The following is an excerpt from the article Elton John: ‘So many love this game, yet it is being taken from them’ published in The Independent on Dec. 1st, 2010.Β  Read the full article here.

Grace Lungu is 23-years-old and lives in Lusaka in Zambia. Like many people her age, she is passionate about football and loved watching the World Cup in the summer. She is also worried about HIV in her country, where half of all new infections come from people in her age group or younger.
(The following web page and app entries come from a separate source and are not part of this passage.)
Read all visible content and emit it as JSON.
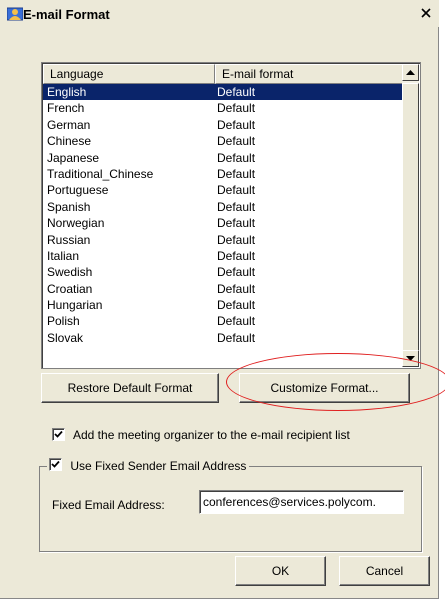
{
  "window": {
    "title": "E-mail Format",
    "close_glyph": "✕"
  },
  "listview": {
    "columns": [
      "Language",
      "E-mail format"
    ],
    "rows": [
      {
        "language": "English",
        "format": "Default"
      },
      {
        "language": "French",
        "format": "Default"
      },
      {
        "language": "German",
        "format": "Default"
      },
      {
        "language": "Chinese",
        "format": "Default"
      },
      {
        "language": "Japanese",
        "format": "Default"
      },
      {
        "language": "Traditional_Chinese",
        "format": "Default"
      },
      {
        "language": "Portuguese",
        "format": "Default"
      },
      {
        "language": "Spanish",
        "format": "Default"
      },
      {
        "language": "Norwegian",
        "format": "Default"
      },
      {
        "language": "Russian",
        "format": "Default"
      },
      {
        "language": "Italian",
        "format": "Default"
      },
      {
        "language": "Swedish",
        "format": "Default"
      },
      {
        "language": "Croatian",
        "format": "Default"
      },
      {
        "language": "Hungarian",
        "format": "Default"
      },
      {
        "language": "Polish",
        "format": "Default"
      },
      {
        "language": "Slovak",
        "format": "Default"
      }
    ],
    "selected_index": 0
  },
  "buttons": {
    "restore": "Restore Default Format",
    "customize": "Customize Format...",
    "ok": "OK",
    "cancel": "Cancel"
  },
  "options": {
    "add_organizer": {
      "label": "Add the meeting organizer to the e-mail recipient list",
      "checked": true
    },
    "fixed_sender": {
      "label": "Use Fixed Sender Email Address",
      "checked": true
    }
  },
  "fixed_email": {
    "label": "Fixed Email Address:",
    "value": "conferences@services.polycom."
  },
  "colors": {
    "selection": "#0A246A",
    "annotation": "#E02020",
    "dialog_bg": "#ECE9D8"
  }
}
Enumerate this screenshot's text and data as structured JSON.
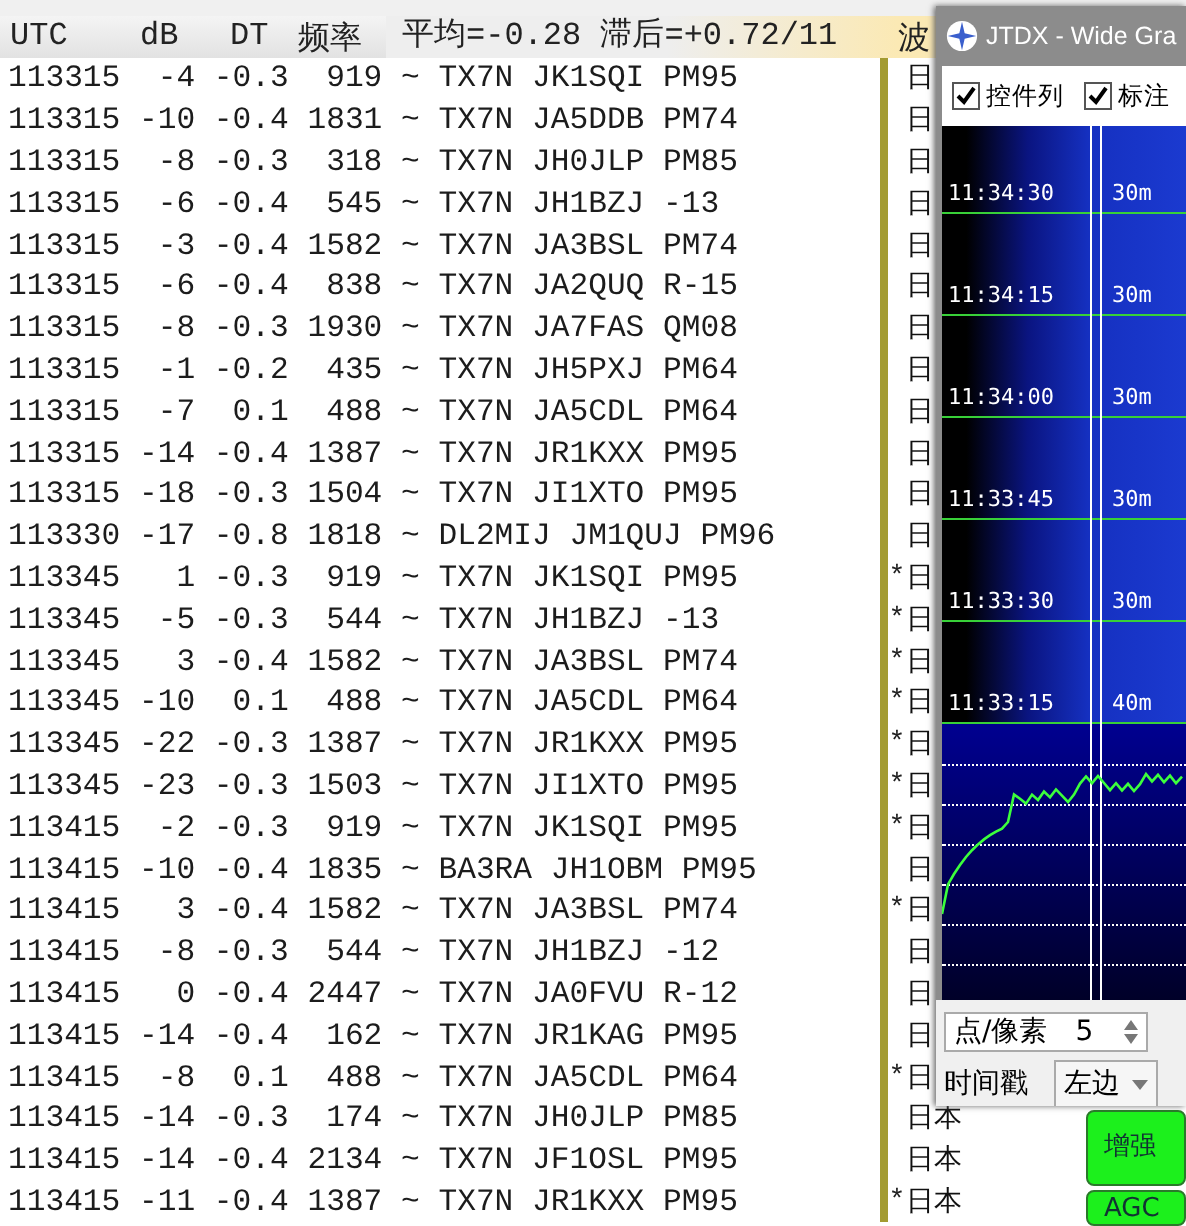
{
  "header": {
    "columns": [
      "UTC",
      "dB",
      "DT",
      "频率"
    ],
    "stats": "平均=-0.28 滞后=+0.72/11",
    "column_6": "波"
  },
  "rows": [
    {
      "text": "113315  -4 -0.3  919 ~ TX7N JK1SQI PM95",
      "country": "日"
    },
    {
      "text": "113315 -10 -0.4 1831 ~ TX7N JA5DDB PM74",
      "country": "日"
    },
    {
      "text": "113315  -8 -0.3  318 ~ TX7N JH0JLP PM85",
      "country": "日"
    },
    {
      "text": "113315  -6 -0.4  545 ~ TX7N JH1BZJ -13",
      "country": "日"
    },
    {
      "text": "113315  -3 -0.4 1582 ~ TX7N JA3BSL PM74",
      "country": "日"
    },
    {
      "text": "113315  -6 -0.4  838 ~ TX7N JA2QUQ R-15",
      "country": "日"
    },
    {
      "text": "113315  -8 -0.3 1930 ~ TX7N JA7FAS QM08",
      "country": "日"
    },
    {
      "text": "113315  -1 -0.2  435 ~ TX7N JH5PXJ PM64",
      "country": "日"
    },
    {
      "text": "113315  -7  0.1  488 ~ TX7N JA5CDL PM64",
      "country": "日"
    },
    {
      "text": "113315 -14 -0.4 1387 ~ TX7N JR1KXX PM95",
      "country": "日"
    },
    {
      "text": "113315 -18 -0.3 1504 ~ TX7N JI1XTO PM95",
      "country": "日"
    },
    {
      "text": "113330 -17 -0.8 1818 ~ DL2MIJ JM1QUJ PM96",
      "country": "日"
    },
    {
      "text": "113345   1 -0.3  919 ~ TX7N JK1SQI PM95",
      "marker": "*",
      "country": "日"
    },
    {
      "text": "113345  -5 -0.3  544 ~ TX7N JH1BZJ -13",
      "marker": "*",
      "country": "日"
    },
    {
      "text": "113345   3 -0.4 1582 ~ TX7N JA3BSL PM74",
      "marker": "*",
      "country": "日"
    },
    {
      "text": "113345 -10  0.1  488 ~ TX7N JA5CDL PM64",
      "marker": "*",
      "country": "日"
    },
    {
      "text": "113345 -22 -0.3 1387 ~ TX7N JR1KXX PM95",
      "marker": "*",
      "country": "日"
    },
    {
      "text": "113345 -23 -0.3 1503 ~ TX7N JI1XTO PM95",
      "marker": "*",
      "country": "日"
    },
    {
      "text": "113415  -2 -0.3  919 ~ TX7N JK1SQI PM95",
      "marker": "*",
      "country": "日"
    },
    {
      "text": "113415 -10 -0.4 1835 ~ BA3RA JH1OBM PM95",
      "country": "日"
    },
    {
      "text": "113415   3 -0.4 1582 ~ TX7N JA3BSL PM74",
      "marker": "*",
      "country": "日"
    },
    {
      "text": "113415  -8 -0.3  544 ~ TX7N JH1BZJ -12",
      "country": "日"
    },
    {
      "text": "113415   0 -0.4 2447 ~ TX7N JA0FVU R-12",
      "country": "日"
    },
    {
      "text": "113415 -14 -0.4  162 ~ TX7N JR1KAG PM95",
      "country": "日"
    },
    {
      "text": "113415  -8  0.1  488 ~ TX7N JA5CDL PM64",
      "marker": "*",
      "country": "日"
    },
    {
      "text": "113415 -14 -0.3  174 ~ TX7N JH0JLP PM85",
      "country": "日本"
    },
    {
      "text": "113415 -14 -0.4 2134 ~ TX7N JF1OSL PM95",
      "country": "日本"
    },
    {
      "text": "113415 -11 -0.4 1387 ~ TX7N JR1KXX PM95",
      "marker": "*",
      "country": "日本"
    }
  ],
  "waterfall_window": {
    "title": "JTDX - Wide Gra",
    "checkboxes": [
      {
        "label": "控件列",
        "checked": true
      },
      {
        "label": "标注",
        "checked": true
      }
    ],
    "time_marks": [
      {
        "time": "11:34:30",
        "band": "30m"
      },
      {
        "time": "11:34:15",
        "band": "30m"
      },
      {
        "time": "11:34:00",
        "band": "30m"
      },
      {
        "time": "11:33:45",
        "band": "30m"
      },
      {
        "time": "11:33:30",
        "band": "30m"
      },
      {
        "time": "11:33:15",
        "band": "40m"
      }
    ],
    "bins_per_pixel": {
      "label": "点/像素",
      "value": "5"
    },
    "timestamp": {
      "label": "时间戳",
      "value": "左边"
    }
  },
  "buttons": [
    "增强",
    "AGC"
  ]
}
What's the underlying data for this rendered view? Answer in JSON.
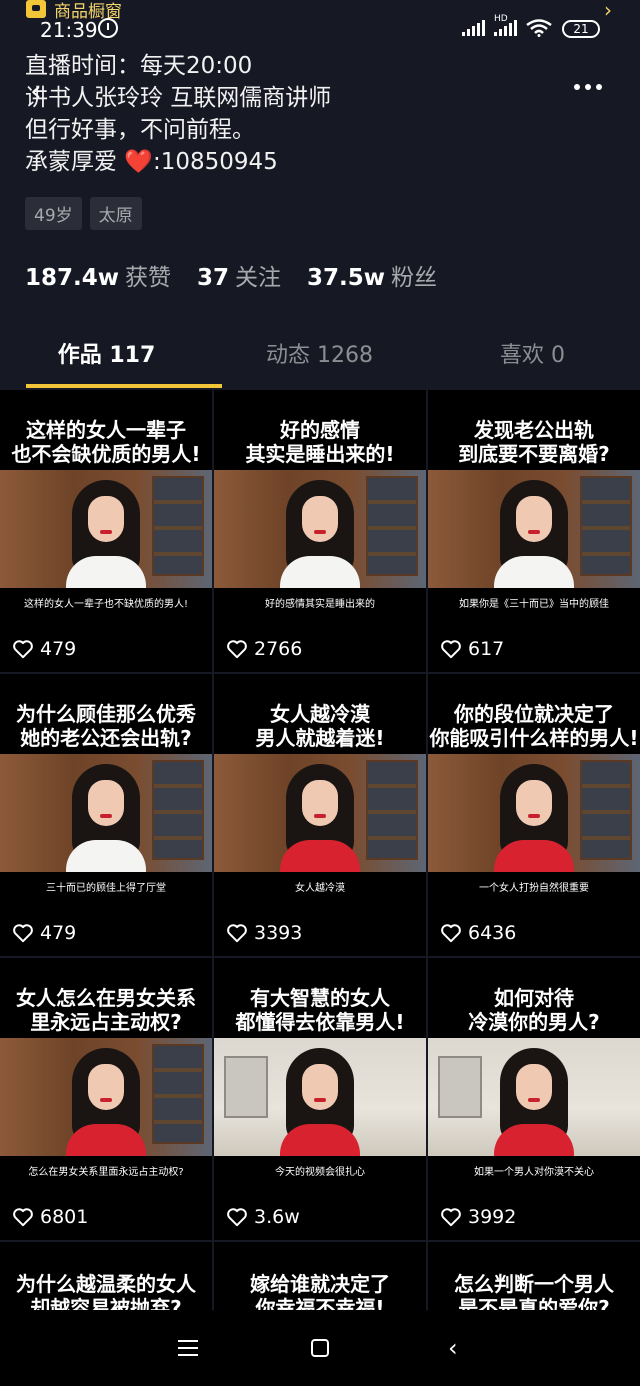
{
  "status_bar": {
    "shop_label": "商品橱窗",
    "time": "21:39",
    "battery": "21",
    "network": "HD"
  },
  "bio": {
    "line1": "直播时间：每天20:00",
    "line2": "讲书人张玲玲 互联网儒商讲师",
    "line3": "但行好事，不问前程。",
    "line4_prefix": "承蒙厚爱 ",
    "line4_heart": "❤️",
    "line4_suffix": ":10850945"
  },
  "tags": [
    "49岁",
    "太原"
  ],
  "stats": [
    {
      "value": "187.4w",
      "label": "获赞"
    },
    {
      "value": "37",
      "label": "关注"
    },
    {
      "value": "37.5w",
      "label": "粉丝"
    }
  ],
  "tabs": [
    {
      "label": "作品 117",
      "active": true
    },
    {
      "label": "动态 1268",
      "active": false
    },
    {
      "label": "喜欢 0",
      "active": false
    }
  ],
  "videos": [
    {
      "caption": "这样的女人一辈子\n也不会缺优质的男人!",
      "subtitle": "这样的女人一辈子也不缺优质的男人!",
      "likes": "479",
      "scene": "office",
      "outfit": "white"
    },
    {
      "caption": "好的感情\n其实是睡出来的!",
      "subtitle": "好的感情其实是睡出来的",
      "likes": "2766",
      "scene": "office",
      "outfit": "white"
    },
    {
      "caption": "发现老公出轨\n到底要不要离婚?",
      "subtitle": "如果你是《三十而已》当中的顾佳",
      "likes": "617",
      "scene": "office",
      "outfit": "white"
    },
    {
      "caption": "为什么顾佳那么优秀\n她的老公还会出轨?",
      "subtitle": "三十而已的顾佳上得了厅堂",
      "likes": "479",
      "scene": "office",
      "outfit": "white"
    },
    {
      "caption": "女人越冷漠\n男人就越着迷!",
      "subtitle": "女人越冷漠",
      "likes": "3393",
      "scene": "office",
      "outfit": "red"
    },
    {
      "caption": "你的段位就决定了\n你能吸引什么样的男人!",
      "subtitle": "一个女人打扮自然很重要",
      "likes": "6436",
      "scene": "office",
      "outfit": "red"
    },
    {
      "caption": "女人怎么在男女关系\n里永远占主动权?",
      "subtitle": "怎么在男女关系里面永远占主动权?",
      "likes": "6801",
      "scene": "office",
      "outfit": "red"
    },
    {
      "caption": "有大智慧的女人\n都懂得去依靠男人!",
      "subtitle": "今天的视频会很扎心",
      "likes": "3.6w",
      "scene": "bright",
      "outfit": "red"
    },
    {
      "caption": "如何对待\n冷漠你的男人?",
      "subtitle": "如果一个男人对你漠不关心",
      "likes": "3992",
      "scene": "bright",
      "outfit": "red"
    }
  ],
  "partial_videos": [
    {
      "caption": "为什么越温柔的女人\n却越容易被抛弃?"
    },
    {
      "caption": "嫁给谁就决定了\n你幸福不幸福!"
    },
    {
      "caption": "怎么判断一个男人\n是不是真的爱你?"
    }
  ],
  "icons": {
    "back": "chevron-left-icon",
    "more": "more-dots-icon",
    "like": "heart-outline-icon"
  },
  "colors": {
    "background": "#161823",
    "accent": "#f3c63a"
  }
}
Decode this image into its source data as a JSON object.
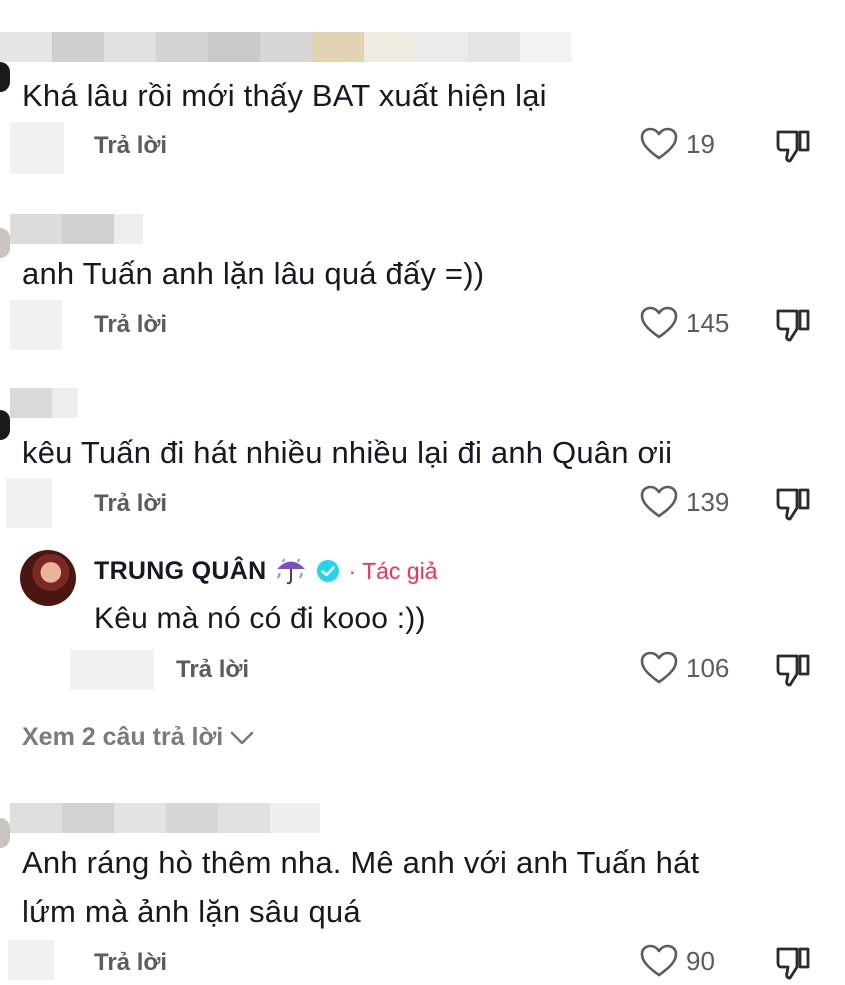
{
  "comments": [
    {
      "text": "Khá lâu rồi mới thấy BAT xuất hiện lại",
      "reply_label": "Trả lời",
      "likes": "19"
    },
    {
      "text": "anh Tuấn anh lặn lâu quá đấy =))",
      "reply_label": "Trả lời",
      "likes": "145"
    },
    {
      "text": "kêu Tuấn đi hát nhiều nhiều lại đi anh Quân ơii",
      "reply_label": "Trả lời",
      "likes": "139",
      "reply": {
        "author": "TRUNG QUÂN",
        "author_badge": "· Tác giả",
        "text": "Kêu mà nó có đi kooo :))",
        "reply_label": "Trả lời",
        "likes": "106"
      },
      "view_more": "Xem 2 câu trả lời"
    },
    {
      "text_line1": "Anh ráng hò thêm nha. Mê anh với anh Tuấn hát",
      "text_line2": "lứm mà ảnh lặn sâu quá",
      "reply_label": "Trả lời",
      "likes": "90"
    }
  ],
  "colors": {
    "heart_outline": "#5b5b63",
    "author_badge": "#fe2c55",
    "verified": "#20d5ec"
  },
  "icons": [
    "heart-icon",
    "dislike-icon",
    "verified-icon",
    "umbrella-rain-icon",
    "chevron-down-icon"
  ]
}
An organisation called Grassroot Soccer (GRS), offered her the chance to use her love of sport to do something about HIV prevention and gender equality.

GRS uses the power of football to provide young people, especially girls, with the knowledge, skills, and support to live HIV free. By using the dynamics of football – team spirit, relying on one another, trusting and following a coach – GRS builds trust and understanding that enables kids and their families to know their HIV status.

“I became a coach with Grassroot Soccer and this year I’ve started a girl’s soccer team in Lusaka, called Goal Girl Goal, with young women from the Chikumbuso Women and Orphans project, women who are especially vulnerable to HIV,” said Grace. “I’m grateful for the opportunity to make a unique contribution to the fight against HIV/Aids in Zambia.”

Grassroot Soccer uses the power of the game to educate, inspire, and mobilise communities to stop the spread of HIV. Over 350,000 young people in Africa have graduated from their HIV prevention programmes. In 2010 alone, GRS has enabled 10,000 young people to know their HIV status. Its goal is to educate a million on HIV between the 2010 and 2014 World Cup tournaments. The Elton John AIDS Foundation is helping it reach that goal.

The Grassroot Soccer programme also uses a video featuring Thierry Henry and Emmanual Adebayor that encourages kids to get tested for HIV.

“When I was asked by the Elton John AIDS Foundation to appear in a short film to encourage kids to get tested for HIV, I was only too delighted to help,’ says Henry. The Foundation and their partners, including GRS have helped to test thousands of young people in South Africa, Tanzania and Zambia and I am proud to support such a worthwhile cause.”